### REQUIRED WORK
Would you please output all the records exactly as given? Pictures should not appear in the copy.

### Data records for software interfaces
================
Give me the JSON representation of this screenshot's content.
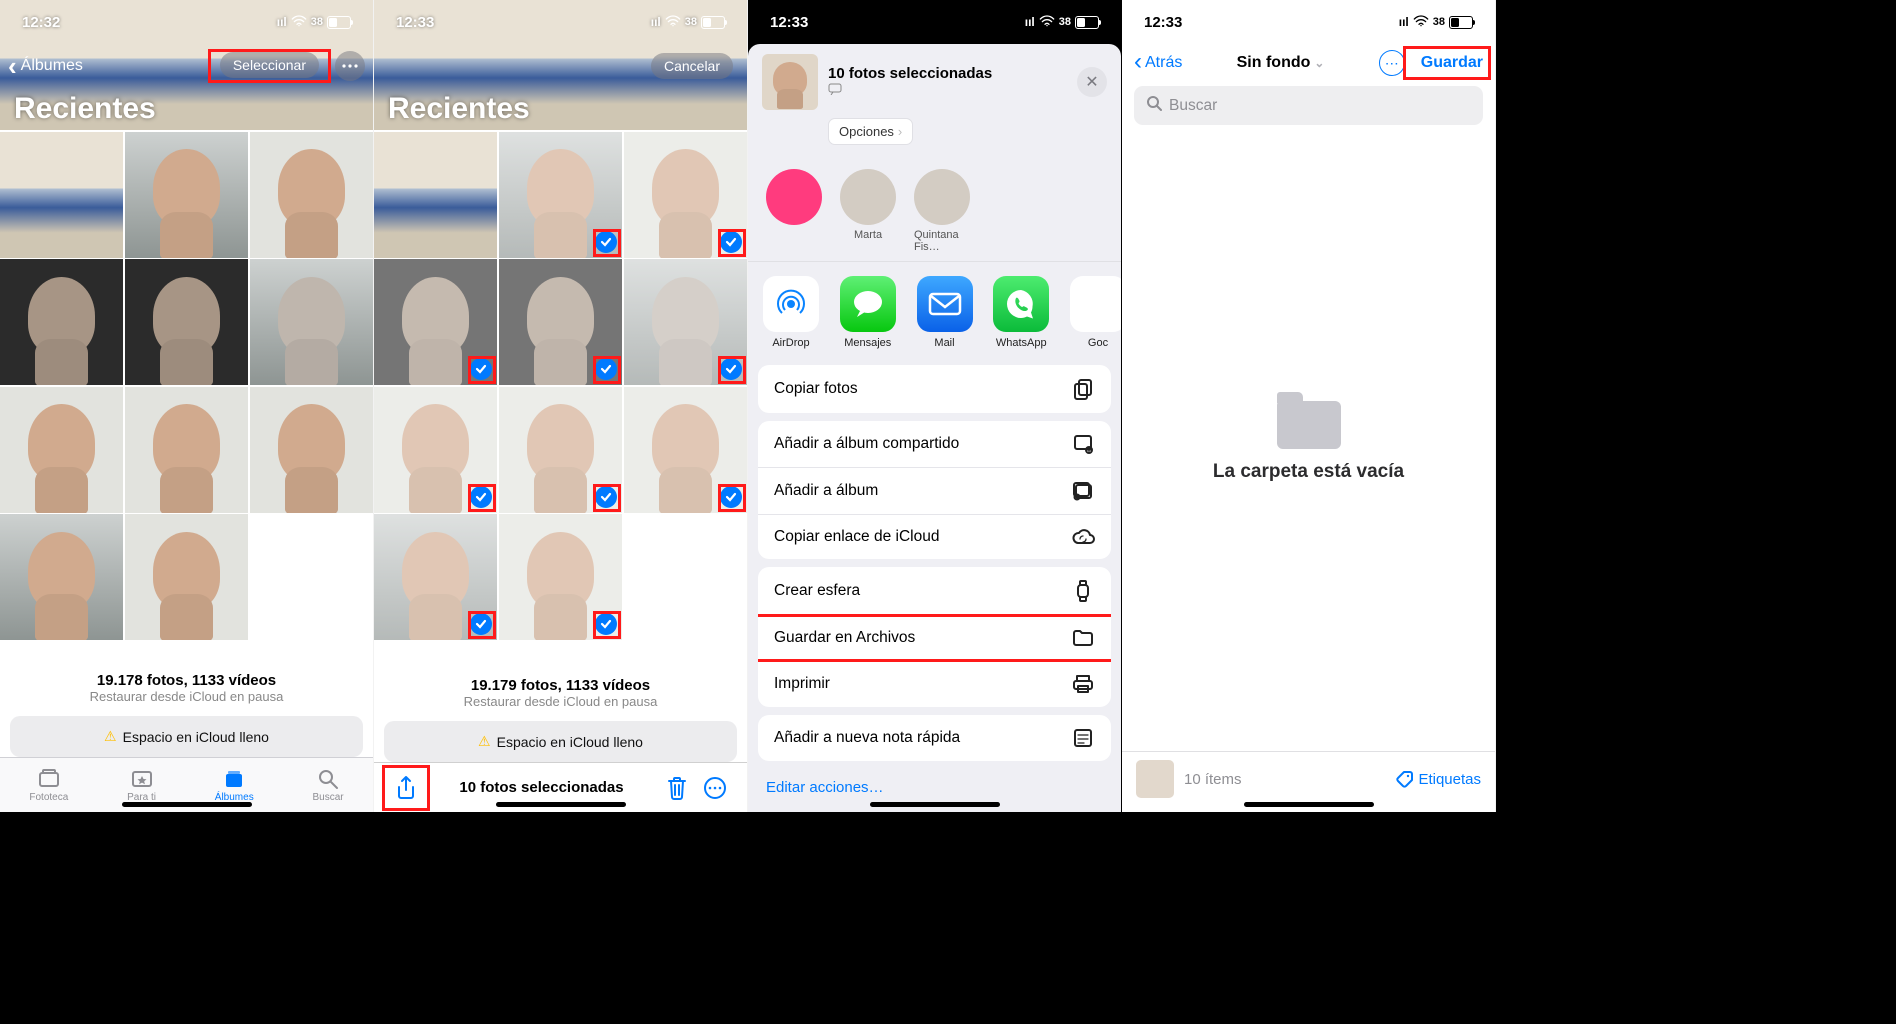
{
  "status": {
    "time1": "12:32",
    "time2": "12:33",
    "battery": "38",
    "signal": "•ıll"
  },
  "s1": {
    "backLabel": "Álbumes",
    "title": "Recientes",
    "selectBtn": "Seleccionar",
    "photosLine": "19.178 fotos, 1133 vídeos",
    "restoreLine": "Restaurar desde iCloud en pausa",
    "banner": "Espacio en iCloud lleno",
    "tabs": {
      "fototeca": "Fototeca",
      "parati": "Para ti",
      "albumes": "Álbumes",
      "buscar": "Buscar"
    }
  },
  "s2": {
    "cancelBtn": "Cancelar",
    "title": "Recientes",
    "photosLine": "19.179 fotos, 1133 vídeos",
    "restoreLine": "Restaurar desde iCloud en pausa",
    "banner": "Espacio en iCloud lleno",
    "selectedLine": "10 fotos seleccionadas"
  },
  "s3": {
    "title": "10 fotos seleccionadas",
    "optionsBtn": "Opciones",
    "contacts": [
      "",
      "Marta",
      "Quintana Fis…"
    ],
    "apps": {
      "airdrop": "AirDrop",
      "mensajes": "Mensajes",
      "mail": "Mail",
      "whatsapp": "WhatsApp",
      "goc": "Goc"
    },
    "actions": {
      "copiar": "Copiar fotos",
      "compartido": "Añadir a álbum compartido",
      "album": "Añadir a álbum",
      "icloud": "Copiar enlace de iCloud",
      "esfera": "Crear esfera",
      "archivos": "Guardar en Archivos",
      "imprimir": "Imprimir",
      "nota": "Añadir a nueva nota rápida"
    },
    "editLink": "Editar acciones…"
  },
  "s4": {
    "backLabel": "Atrás",
    "title": "Sin fondo",
    "saveBtn": "Guardar",
    "searchPh": "Buscar",
    "emptyText": "La carpeta está vacía",
    "itemsCount": "10 ítems",
    "tagsLabel": "Etiquetas"
  }
}
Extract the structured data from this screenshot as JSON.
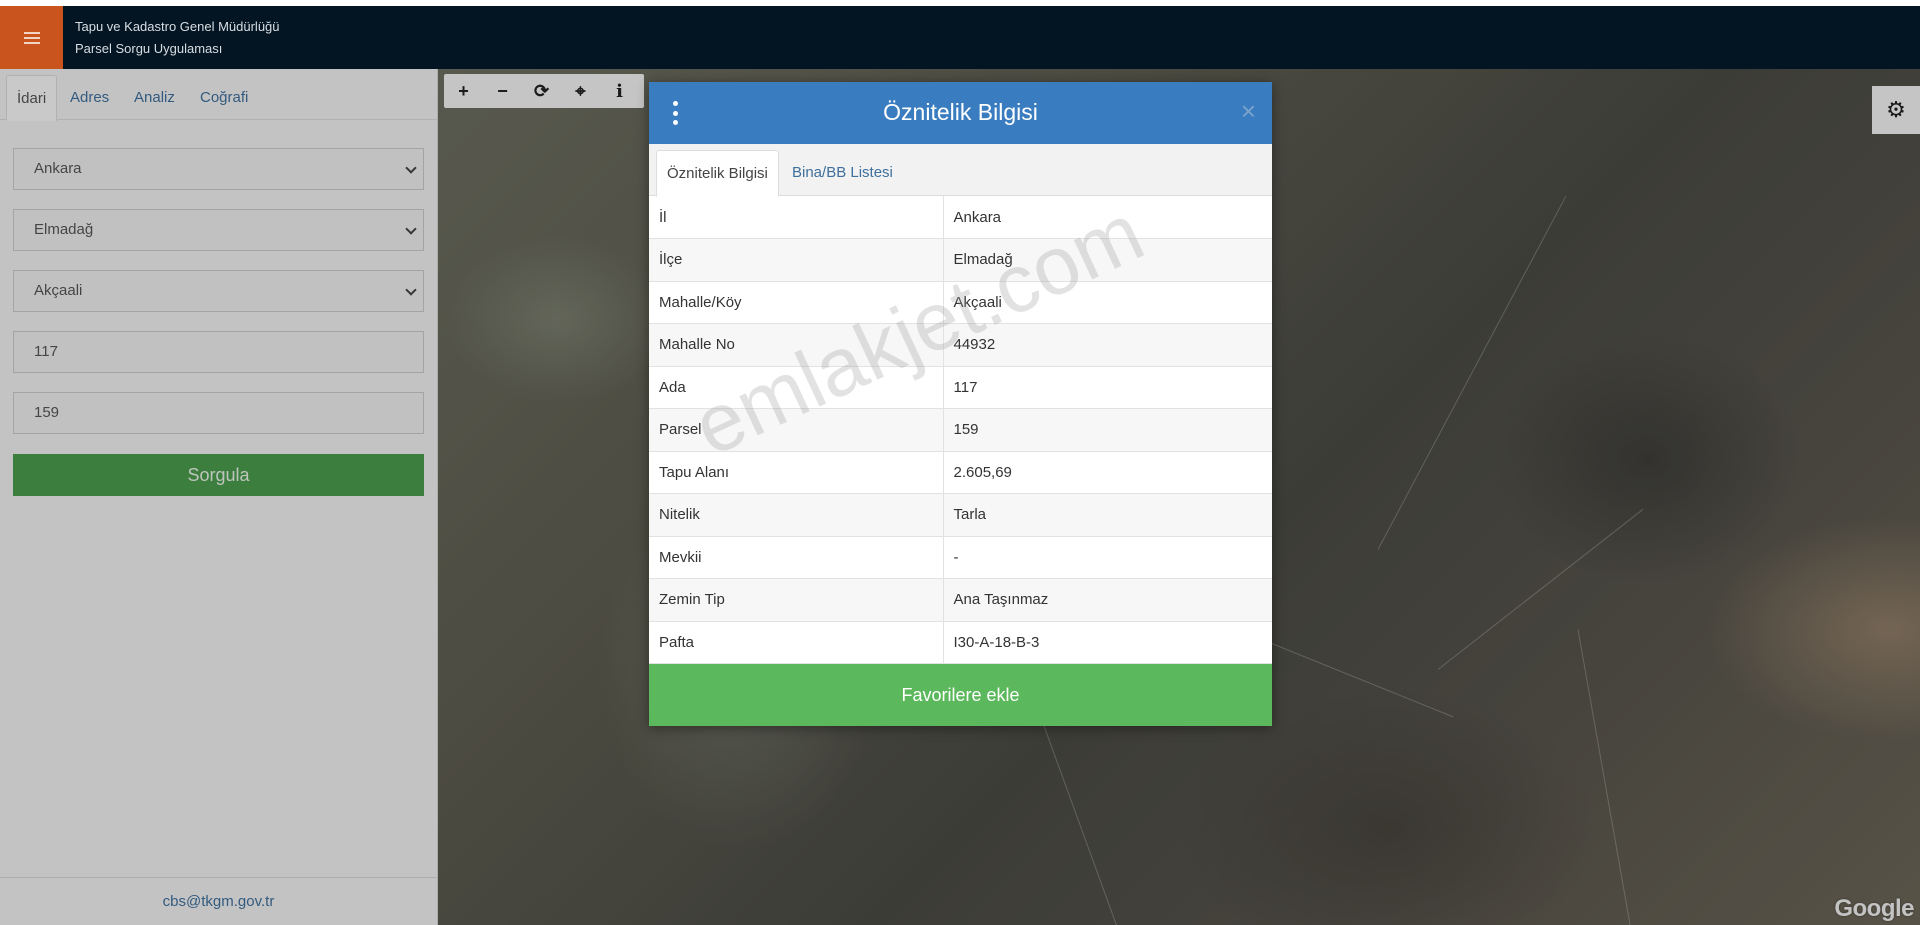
{
  "header": {
    "title_line1": "Tapu ve Kadastro Genel Müdürlüğü",
    "title_line2": "Parsel Sorgu Uygulaması"
  },
  "sidebar": {
    "tabs": [
      "İdari",
      "Adres",
      "Analiz",
      "Coğrafi"
    ],
    "active_tab": "İdari",
    "fields": {
      "il": "Ankara",
      "ilce": "Elmadağ",
      "mahalle": "Akçaali",
      "ada": "117",
      "parsel": "159"
    },
    "query_button": "Sorgula",
    "footer_email": "cbs@tkgm.gov.tr"
  },
  "map": {
    "toolbar_icons": [
      "zoom-in-icon",
      "zoom-out-icon",
      "refresh-icon",
      "locate-icon",
      "info-icon"
    ],
    "attribution": "Google"
  },
  "modal": {
    "title": "Öznitelik Bilgisi",
    "close": "×",
    "tabs": [
      "Öznitelik Bilgisi",
      "Bina/BB Listesi"
    ],
    "rows": [
      {
        "key": "İl",
        "value": "Ankara"
      },
      {
        "key": "İlçe",
        "value": "Elmadağ"
      },
      {
        "key": "Mahalle/Köy",
        "value": "Akçaali"
      },
      {
        "key": "Mahalle No",
        "value": "44932"
      },
      {
        "key": "Ada",
        "value": "117"
      },
      {
        "key": "Parsel",
        "value": "159"
      },
      {
        "key": "Tapu Alanı",
        "value": "2.605,69"
      },
      {
        "key": "Nitelik",
        "value": "Tarla"
      },
      {
        "key": "Mevkii",
        "value": "-"
      },
      {
        "key": "Zemin Tip",
        "value": "Ana Taşınmaz"
      },
      {
        "key": "Pafta",
        "value": "I30-A-18-B-3"
      }
    ],
    "favorite_button": "Favorilere ekle"
  },
  "watermark": "emlakjet.com",
  "colors": {
    "header_bg": "#031523",
    "menu_accent": "#c9541d",
    "modal_header": "#3a7cc0",
    "favorite_green": "#5cb85c",
    "query_green": "#4a9a4c",
    "link_blue": "#3f6f9c"
  }
}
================
### ANSWER FOR THIS EXERCISE
Give me the JSON representation of this screenshot's content.
{
  "status": {
    "time1": "12:32",
    "time2": "12:33",
    "battery": "38",
    "signal": "•ıll"
  },
  "s1": {
    "backLabel": "Álbumes",
    "title": "Recientes",
    "selectBtn": "Seleccionar",
    "photosLine": "19.178 fotos, 1133 vídeos",
    "restoreLine": "Restaurar desde iCloud en pausa",
    "banner": "Espacio en iCloud lleno",
    "tabs": {
      "fototeca": "Fototeca",
      "parati": "Para ti",
      "albumes": "Álbumes",
      "buscar": "Buscar"
    }
  },
  "s2": {
    "cancelBtn": "Cancelar",
    "title": "Recientes",
    "photosLine": "19.179 fotos, 1133 vídeos",
    "restoreLine": "Restaurar desde iCloud en pausa",
    "banner": "Espacio en iCloud lleno",
    "selectedLine": "10 fotos seleccionadas"
  },
  "s3": {
    "title": "10 fotos seleccionadas",
    "optionsBtn": "Opciones",
    "contacts": [
      "",
      "Marta",
      "Quintana Fis…"
    ],
    "apps": {
      "airdrop": "AirDrop",
      "mensajes": "Mensajes",
      "mail": "Mail",
      "whatsapp": "WhatsApp",
      "goc": "Goc"
    },
    "actions": {
      "copiar": "Copiar fotos",
      "compartido": "Añadir a álbum compartido",
      "album": "Añadir a álbum",
      "icloud": "Copiar enlace de iCloud",
      "esfera": "Crear esfera",
      "archivos": "Guardar en Archivos",
      "imprimir": "Imprimir",
      "nota": "Añadir a nueva nota rápida"
    },
    "editLink": "Editar acciones…"
  },
  "s4": {
    "backLabel": "Atrás",
    "title": "Sin fondo",
    "saveBtn": "Guardar",
    "searchPh": "Buscar",
    "emptyText": "La carpeta está vacía",
    "itemsCount": "10 ítems",
    "tagsLabel": "Etiquetas"
  }
}
Extract the structured data from this screenshot as JSON.
{
  "header": {
    "title_line1": "Tapu ve Kadastro Genel Müdürlüğü",
    "title_line2": "Parsel Sorgu Uygulaması"
  },
  "sidebar": {
    "tabs": [
      "İdari",
      "Adres",
      "Analiz",
      "Coğrafi"
    ],
    "active_tab": "İdari",
    "fields": {
      "il": "Ankara",
      "ilce": "Elmadağ",
      "mahalle": "Akçaali",
      "ada": "117",
      "parsel": "159"
    },
    "query_button": "Sorgula",
    "footer_email": "cbs@tkgm.gov.tr"
  },
  "map": {
    "toolbar_icons": [
      "zoom-in-icon",
      "zoom-out-icon",
      "refresh-icon",
      "locate-icon",
      "info-icon"
    ],
    "attribution": "Google"
  },
  "modal": {
    "title": "Öznitelik Bilgisi",
    "close": "×",
    "tabs": [
      "Öznitelik Bilgisi",
      "Bina/BB Listesi"
    ],
    "rows": [
      {
        "key": "İl",
        "value": "Ankara"
      },
      {
        "key": "İlçe",
        "value": "Elmadağ"
      },
      {
        "key": "Mahalle/Köy",
        "value": "Akçaali"
      },
      {
        "key": "Mahalle No",
        "value": "44932"
      },
      {
        "key": "Ada",
        "value": "117"
      },
      {
        "key": "Parsel",
        "value": "159"
      },
      {
        "key": "Tapu Alanı",
        "value": "2.605,69"
      },
      {
        "key": "Nitelik",
        "value": "Tarla"
      },
      {
        "key": "Mevkii",
        "value": "-"
      },
      {
        "key": "Zemin Tip",
        "value": "Ana Taşınmaz"
      },
      {
        "key": "Pafta",
        "value": "I30-A-18-B-3"
      }
    ],
    "favorite_button": "Favorilere ekle"
  },
  "watermark": "emlakjet.com",
  "colors": {
    "header_bg": "#031523",
    "menu_accent": "#c9541d",
    "modal_header": "#3a7cc0",
    "favorite_green": "#5cb85c",
    "query_green": "#4a9a4c",
    "link_blue": "#3f6f9c"
  }
}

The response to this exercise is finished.